So we get dressed at 3:30 am (getting dressed with a torsion is no joke) and toodle on over to Botsford ER, which is not where I work, because I'd rather not have my twisted nuts on display to my colleagues. The curtain gets pulled open and there's a resident doc who rotated with us on Trauma a year ago, and a female attending that I know from MCEP. So much for anonymity.
The attending begins an exam.
"I think I bruised it with my thigh while rolling over," I say, attempting a last ditch reboot of Sullydog's Denial Protocol.
"Be quiet, doctor," she says. "It's a torsion. We both know that."
They send me for an ultrasound. The tech is scanning my sick ball through warm goo, and on the screen I can see some Doppler flow in the organ. "Hey," I tell the tech, "I can see flow. No torsion, eh? That's good news."
"Be quiet, doctor," she says. She then scans the normal nut, and I see that is has, like, a bajillion times more flow than the sick nut she just scanned. My heart sinks. My diagnosis was right. I'm getting my bag cut open tonight.
So the next thing I know, I'm in pre-op, and the anesthesiologist is taking a history.
"We're going local, right?" I ask her.
"We're doing what she wants," my wife says, on the other side of the bed. "Be quiet, doctor."
"Yeah, we'll go with a general," says the gas-passer.
"No, we can go with an epidural," I say.
"General is better," she says.
"You don't understand," I tell her. "I intubate other people. Other people do not intubate me. Did I mention that I raided the icebox and had four cold slices of pizza before I went back to bed and twisted myself? I still feel kinda....gorged. You know?"
She glares at me and looks across the gurney at my wife. "So....so he's an asshole?"
Marilyn sighs, shrugs, nods.
So they do an epidural. The last thing I remember is a popping sensation in my lower back and a warm feeling as the Versed hit me, and this little ditty that had started to echo in my brain:
Do your balls hang low?
Do they wobble to and fro?
Can you tie 'em in a knot?
Can you tie 'em in a bow?
"He's awake," somebody said.
I was awake, and I couldn't feel my junk, or my legs. I was made out of wood from about the navel down. Very bizarre. For several hours, I got to experience paraplegia. Not fun. They gave me a special Boulder Holder to wear, a Rx for percocet, PRN followup instructions and discharge papers. Both boys have been on a short leash ever since.
Two weeks later, we get a bill for the whole nut (so to speak). Coverage denied.
This seems to warrant a phone call. I am informed by the haughty voice on the other end of the line that my private insurance will not pay, because I did not get pre-authorization or a referral from my primary care physician.

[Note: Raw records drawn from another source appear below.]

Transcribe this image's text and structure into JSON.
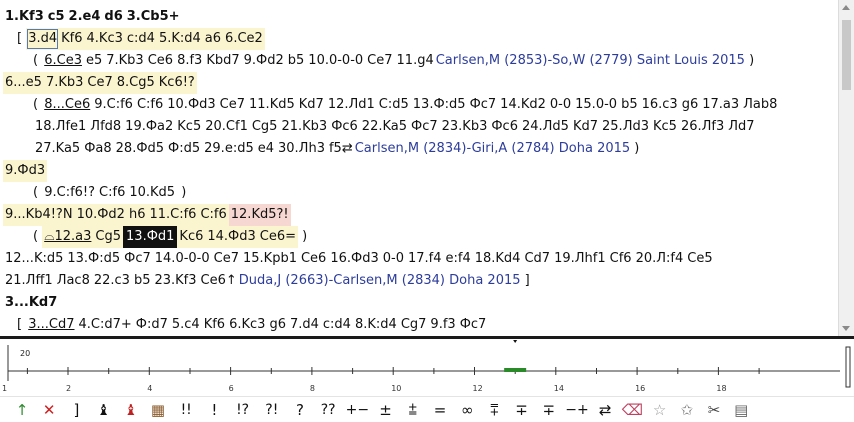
{
  "notation": {
    "line1": [
      "1.Kf3",
      "c5",
      "2.e4",
      "d6",
      "3.Cb5+"
    ],
    "line2": [
      "3.d4",
      "Kf6",
      "4.Kc3",
      "c:d4",
      "5.K:d4",
      "a6",
      "6.Ce2"
    ],
    "line3": {
      "moves": [
        "6.Ce3",
        "e5",
        "7.Kb3",
        "Ce6",
        "8.f3",
        "Kbd7",
        "9.Фd2",
        "b5",
        "10.0-0-0",
        "Ce7",
        "11.g4"
      ],
      "game": "Carlsen,M (2853)-So,W (2779) Saint Louis 2015"
    },
    "line4": [
      "6...e5",
      "7.Kb3",
      "Ce7",
      "8.Cg5",
      "Kc6!?"
    ],
    "line5": [
      "8...Ce6",
      "9.C:f6",
      "C:f6",
      "10.Фd3",
      "Ce7",
      "11.Kd5",
      "Kd7",
      "12.Лd1",
      "C:d5",
      "13.Ф:d5",
      "Фc7",
      "14.Kd2",
      "0-0",
      "15.0-0",
      "b5",
      "16.c3",
      "g6",
      "17.a3",
      "Лab8"
    ],
    "line6": [
      "18.Лfe1",
      "Лfd8",
      "19.Фa2",
      "Kc5",
      "20.Cf1",
      "Cg5",
      "21.Kb3",
      "Фc6",
      "22.Ka5",
      "Фc7",
      "23.Kb3",
      "Фc6",
      "24.Лd5",
      "Kd7",
      "25.Лd3",
      "Kc5",
      "26.Лf3",
      "Лd7"
    ],
    "line7": {
      "moves": [
        "27.Ka5",
        "Фa8",
        "28.Фd5",
        "Ф:d5",
        "29.e:d5",
        "e4",
        "30.Лh3",
        "f5⇄"
      ],
      "game": "Carlsen,M (2834)-Giri,A (2784) Doha 2015"
    },
    "line8": [
      "9.Фd3"
    ],
    "line9": [
      "9.C:f6!?",
      "C:f6",
      "10.Kd5"
    ],
    "line10": {
      "moves": [
        "9...Kb4!?N",
        "10.Фd2",
        "h6",
        "11.C:f6",
        "C:f6"
      ],
      "pink": "12.Kd5?!"
    },
    "line11": [
      "⌓12.a3",
      "Cg5",
      "13.Фd1",
      "Kc6",
      "14.Фd3",
      "Ce6="
    ],
    "line12": [
      "12...K:d5",
      "13.Ф:d5",
      "Фc7",
      "14.0-0-0",
      "Ce7",
      "15.Kpb1",
      "Ce6",
      "16.Фd3",
      "0-0",
      "17.f4",
      "e:f4",
      "18.Kd4",
      "Cd7",
      "19.Лhf1",
      "Cf6",
      "20.Л:f4",
      "Ce5"
    ],
    "line13": {
      "moves": [
        "21.Лff1",
        "Лac8",
        "22.c3",
        "b5",
        "23.Kf3",
        "Ce6↑"
      ],
      "game": "Duda,J (2663)-Carlsen,M (2834) Doha 2015"
    },
    "line14": [
      "3...Kd7"
    ],
    "line15": [
      "3...Cd7",
      "4.C:d7+",
      "Ф:d7",
      "5.c4",
      "Kf6",
      "6.Kc3",
      "g6",
      "7.d4",
      "c:d4",
      "8.K:d4",
      "Cg7",
      "9.f3",
      "Фc7"
    ]
  },
  "timeline": {
    "top_label": "20",
    "ticks": [
      2,
      4,
      6,
      8,
      10,
      12,
      14,
      16,
      18
    ],
    "start_label": "1",
    "current_move": 13
  },
  "toolbar": [
    {
      "name": "good-move-arrow-icon",
      "glyph": "↑",
      "color": "#2e8b2e"
    },
    {
      "name": "delete-variation-icon",
      "glyph": "✕",
      "color": "#cc2222"
    },
    {
      "name": "bracket-icon",
      "glyph": "]",
      "color": "#111"
    },
    {
      "name": "black-piece-icon",
      "glyph": "♝",
      "color": "#111"
    },
    {
      "name": "red-piece-icon",
      "glyph": "♝",
      "color": "#c02020"
    },
    {
      "name": "board-icon",
      "glyph": "▦",
      "color": "#8a5a2a"
    },
    {
      "name": "annotation-brilliant",
      "glyph": "!!",
      "color": "#111"
    },
    {
      "name": "annotation-good",
      "glyph": "!",
      "color": "#111"
    },
    {
      "name": "annotation-interesting",
      "glyph": "!?",
      "color": "#111"
    },
    {
      "name": "annotation-dubious",
      "glyph": "?!",
      "color": "#111"
    },
    {
      "name": "annotation-mistake",
      "glyph": "?",
      "color": "#111"
    },
    {
      "name": "annotation-blunder",
      "glyph": "??",
      "color": "#111"
    },
    {
      "name": "eval-black-winning",
      "glyph": "+−",
      "color": "#111"
    },
    {
      "name": "eval-white-better",
      "glyph": "±",
      "color": "#111"
    },
    {
      "name": "eval-white-slightly",
      "glyph": "⩲",
      "color": "#111"
    },
    {
      "name": "eval-equal",
      "glyph": "=",
      "color": "#111"
    },
    {
      "name": "eval-unclear",
      "glyph": "∞",
      "color": "#111"
    },
    {
      "name": "eval-compensation",
      "glyph": "⩱",
      "color": "#111"
    },
    {
      "name": "eval-black-slightly",
      "glyph": "∓",
      "color": "#111"
    },
    {
      "name": "eval-black-better",
      "glyph": "∓",
      "color": "#111"
    },
    {
      "name": "eval-black-decisive",
      "glyph": "−+",
      "color": "#111"
    },
    {
      "name": "counterplay-icon",
      "glyph": "⇄",
      "color": "#111"
    },
    {
      "name": "eraser-icon",
      "glyph": "⌫",
      "color": "#c04060"
    },
    {
      "name": "star-icon",
      "glyph": "☆",
      "color": "#999"
    },
    {
      "name": "star-plus-icon",
      "glyph": "✩",
      "color": "#777"
    },
    {
      "name": "tools-icon",
      "glyph": "✂",
      "color": "#444"
    },
    {
      "name": "engine-icon",
      "glyph": "▤",
      "color": "#666"
    }
  ]
}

"Doesn't matter," I tell her. "I'm covered for emergency."
"Wasn't an emergency, sir."
"No. You needed to see your own doctor and get a referral and pre-authorization first."
"But it was 3 in the morning. It was an emergency."
"I can assure you, Mr. Sullivan, that it was not. The case has been reviewed thoroughly."
"But they took me to emergency surgery."
"That doesn't mean it was an emergency."
"Wow, this is really weird. You know why? Because when I was in medical school, they taught me that it was an emergency. One of the few true urologic emergencies, actually. And when I was a resident in emergency medicine, I was again taught that it was an emergency, and that failure to diagnose and treat within six hours would result in the loss of the organ. And now that I'm a practicing emergency physician and an assistant professor of emergency medicine, I teach my medical students and residents that it's an emergency. Weird, huh? Perhaps you could put me on the phone with your supervisor while I look up my lawyer's phone number and start recording this conversation."
"Can I put you on hold?"
"But of course, my dear."
A few minutes later, I was informed that they would make a special exception, just for me. I asked them if they would have made a special exemption if I had been a carpenter from Livonia or an auto worker from Dearborn. They didn't have an answer for me.